Dr. Balaji chilling out at during dinner at Lau Pa Sat (Telok Ayer Market)

Dr. Balaji at full focus while handling the total station in Mandai mangroves

Dr. Balaji (or prefers  just to be called Balaji) is an awesome individual in short.  MAS’ introduction of Balaji is best written from his own foundation’s webpage

” Dr. V. Balaji, founder and Managing Trustee of OMCAR Foundation was born in 13th January 1980 in Pattukkottai, Tamil Nadu.  He has completed his B.Sc., in Zoology (2000), M.Sc., in Marine Biology (2002), M.Phil., in mangrove ecology (2004) and Ph.D in Seagrass Ecology (2009).  His interest in marine conservation was started since his school days that lead to perform his self motivated commitment in insitu conservation practices with local community in northern Palk Bay.  His part time volunteering in local non governmental organizations helped to understand the concepts and to get the field experience since 2000.   At the age of 22, he decided to work independently as a full time social worker and conservation biologist in local coastal areas.  He conducted 1100km of solo bike expedition along the 540 coastal villages for a research and coastal environmental awareness programme in 2002 and sea turtle conservation campaign with WWF in 2003.  He has paddled 600km in a sea kayak from Rameshwaram to Chennai to create awareness on conservation of coastal ecosystems of Tamil Nadu.  He found OMCAR Foundation as a platform to perform his marine conservation, awareness and ecological research  activities through a participatory approach of fisherfolk community”

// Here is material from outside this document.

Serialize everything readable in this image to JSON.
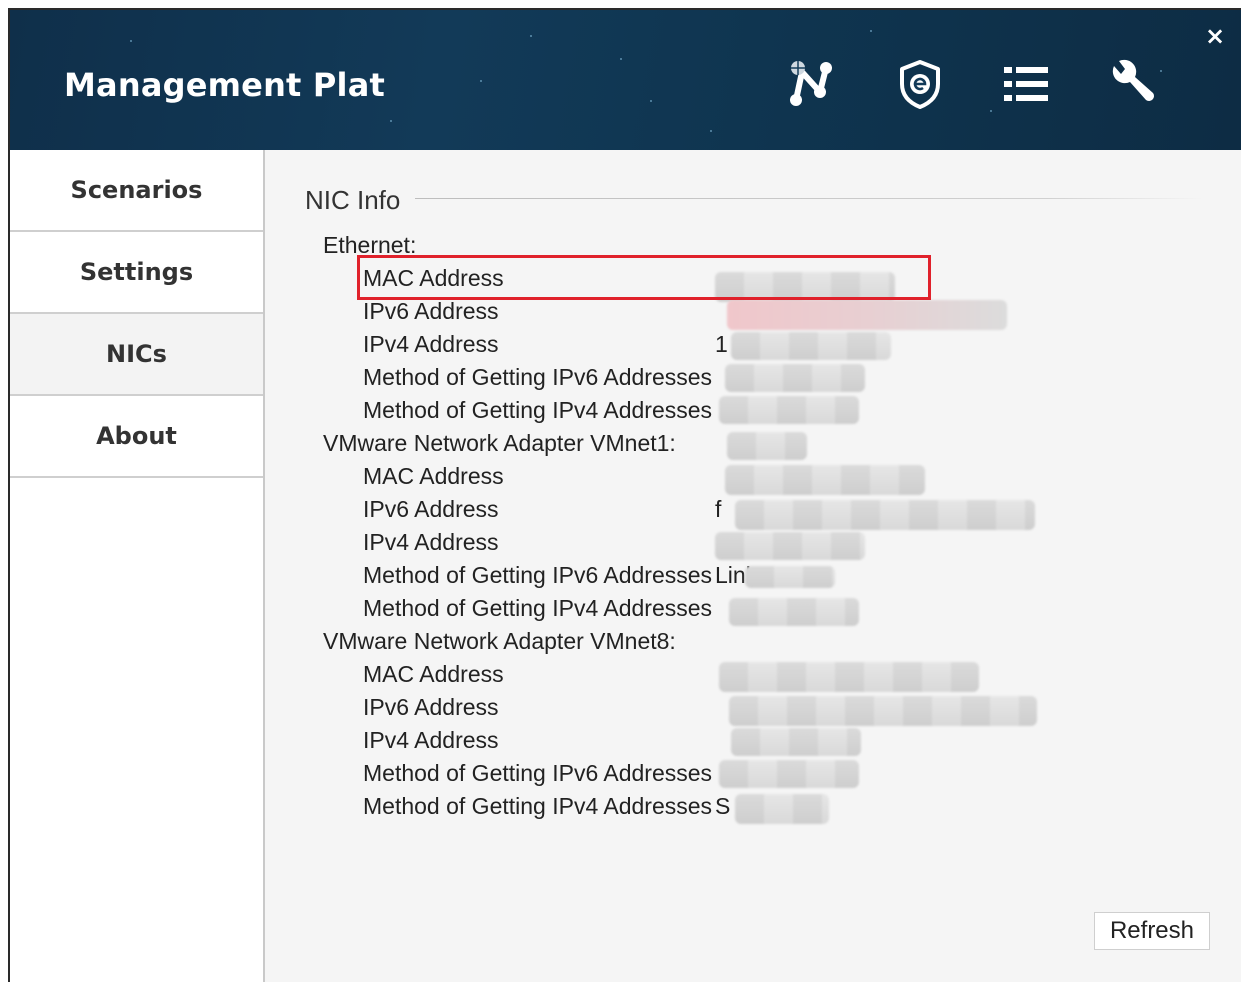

Excerpt taken from OMCAR

Balaji’s work  in the mangroves of Tamil Nadu , include ecological mangrove restoration, children environmental education programmes, fisher woman empowerment programmes, research and coastal ecology fieldtrips, coastal cleaning programmes and many more activities. Besides mangroves, Balaji is also interested conservation of other coastal habitats such as sea grasses and their fauna and flora found within them. Although he was only in Singapore for three short days, Dr. Balaji was still happy to give help out in Rick’s project in Mandai and also gave short talk on his foundation in NUS. Needless to say, Balaji is truly  a remarkable individual and we enjoyed his short presentation on his foundation’s work at the end of his visit in Singapore.

Balaji (right) being introduced to attendees of his talk by Mangrove Man (left)

Balaji talked about rehabilitation of mangrove trees on edges of a canal

We hope both Iona and Balaji will come back to Singapore and share more stories with MAS and the public. Thank you, Iona and Balaji!


Introducing Mangrove Mafias of Singapore

Mangrove Action Squad (MAS) has been initiated by  Mangrove Mafias of Singapore, namely ‘Mangrove Surveyor'(right), ‘Mangrove Man'(middle) and ‘Mangrove Warrior'(left). Let’s have a brief introduction of these mafias…..

‘Mangrove Man’ is THE MAN and the brains behind MAS! A Leader and mastermind behind mangrove research projects in Singapore, he ‘rules’ the mangroves with his ultimate weapon being his Iphone 4 with 3G and his laptop.When he’s in field, his preferred choice of weapon would be that of a drill; setting up SET (Surface elevation table) plots in the mangroves! He is also an Indiana Jones wannabe however lacks the bullwhip and deep knowledge of ancient civilizations!

‘Mangrove Surveyor’ is the mafia apprentice.  Total station is his ultimate weapon  to rule mangroves, particularly Mandai mangroves. He is currently mapping the vegetation and surface elevation of Mandai to investigate spatial patterning of tree species in relation to surface elevation.

‘Mangrove Warrior’ is the mafia who is exceptionally good in fieldwork. Having experienced fieldwork in terrestrial forests,  he roams the mangroves without fear (especially during low tides) and carries out various experiments both in lab and on field. Although he has various weapons to defend his body of work, a pair of binoculars is the best tool to represent his weaponry as he is a keen observer of the mangroves.